    What is in the cylinder? There are 27 certificates from various medical institutions in Dublin. Each course of study earned a certificate – from anatomy and physiology, surgery, diseases of the eye, to midwifery and diseases of women, lectures and dissections. From St Vincent's Hospital, the Apothecaries Hall, Mercer's Hospital, Coombe Lying in Hospital to the Dublin School of Medicine and the School of Anatomy, Medicine and Surgery.

    As well there are letters of reference obtained during his studies, a letter with a duplicate copy written by the Colonial Secretary stating the immigrants on board the Mooltan arrrived in a clean and healthy condition. Another certificate appoints Dr Dawson as the Surgeon of the Huon Rifle Company Southern Tasmanian Volunteers in 1861.

     Now to your collective wisdom. What do I do with these treasures? I want to get them scanned so that I actually have a digital copy. Do I roll them back up and put them back in the cylinder? Do I place them in archival material? I am concerned that separate from the cylinder they may become lost. Some of the larger certificates are quite damaged on the edges as they have been crammed into the cylinder. So you can see that I am concerned about what is the best course of action. Any suggestions?

    Saturday, August 13, 2011

    Jacob Scheef - Letters to Home - 13 August 1885

    My husband's family are very fortunate as his great grandfather travelled back to Germany from Armidale, NSW from May to September 1885. While visiting family he sent many letters back to Australia and kept a diary of his time overseas. I'll post his letters on the day they were written. These letters can be seen at the University of New England (UNE) Archive in Armidale, NSW, Australia. Biographical Entry

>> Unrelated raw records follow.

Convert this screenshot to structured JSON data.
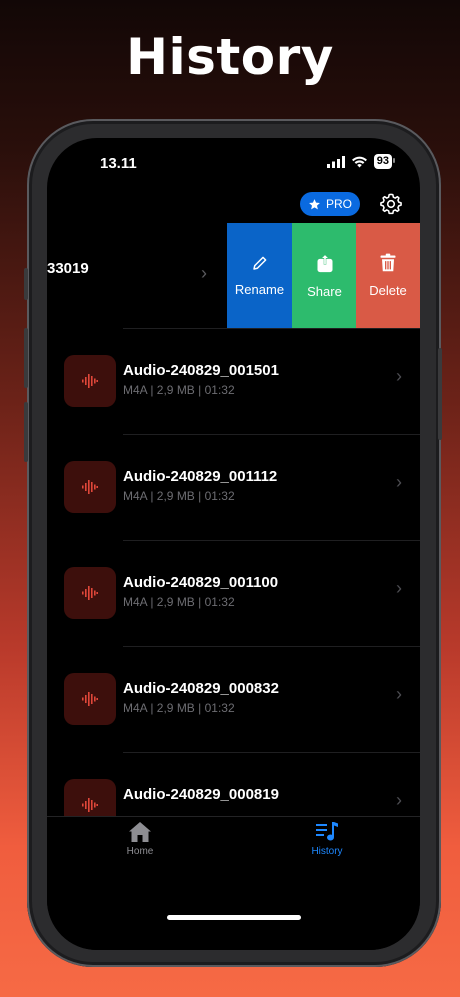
{
  "headline": "History",
  "status_bar": {
    "time": "13.11",
    "battery": "93"
  },
  "header": {
    "pro_label": "PRO"
  },
  "swiped_item": {
    "title_fragment": "33019",
    "actions": {
      "rename": "Rename",
      "share": "Share",
      "delete": "Delete"
    }
  },
  "recordings": [
    {
      "title": "Audio-240829_001501",
      "meta": "M4A | 2,9 MB | 01:32"
    },
    {
      "title": "Audio-240829_001112",
      "meta": "M4A | 2,9 MB | 01:32"
    },
    {
      "title": "Audio-240829_001100",
      "meta": "M4A | 2,9 MB | 01:32"
    },
    {
      "title": "Audio-240829_000832",
      "meta": "M4A | 2,9 MB | 01:32"
    },
    {
      "title": "Audio-240829_000819",
      "meta": ""
    }
  ],
  "tabbar": {
    "home": "Home",
    "history": "History"
  },
  "colors": {
    "accent": "#0a6ae0",
    "rename": "#0a64c8",
    "share": "#2dbb6d",
    "delete": "#d95a46",
    "waveform": "#e0473a"
  },
  "icons": [
    "star-icon",
    "gear-icon",
    "pencil-icon",
    "share-icon",
    "trash-icon",
    "waveform-icon",
    "chevron-right-icon",
    "house-icon",
    "music-list-icon"
  ]
}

    the 13 Aug 1885
    My Dear Wife and Children
    Last week I sent you a letter informing you that I thought I would be unable to go through America home. Now I must inform you that I could get no passage in the ship Austral which I was intended to do because it is full and that a full week before she is ready to sail and there would be no other ship leaving before the 5 September so I took passage through America to Sydney which cost me £32.5.0 and am leaving tomorrow evening from this port for Philadelphia. I hope this will find you all well the same as it leaves me and give my best respects to all who inquire.
    Your loving Husband and Father
    Jacob F Scheef
    I hope to be with you again in two months time. I have got knives for all of you from my sister and from my brother-in-law the photographs of his family and my sister promised to send the likeness of herself and family to Australia to me I have also got various kinds of seeds amongst it the plum seeds which is fit for drying purposes and which I always wanted also corn long stone turnips onions and a few ears of good wheat.
    I may write again soon from America but the letter from there will not be home before me.
    Truly yours
    J F S
    I am glad that I am homeward bound.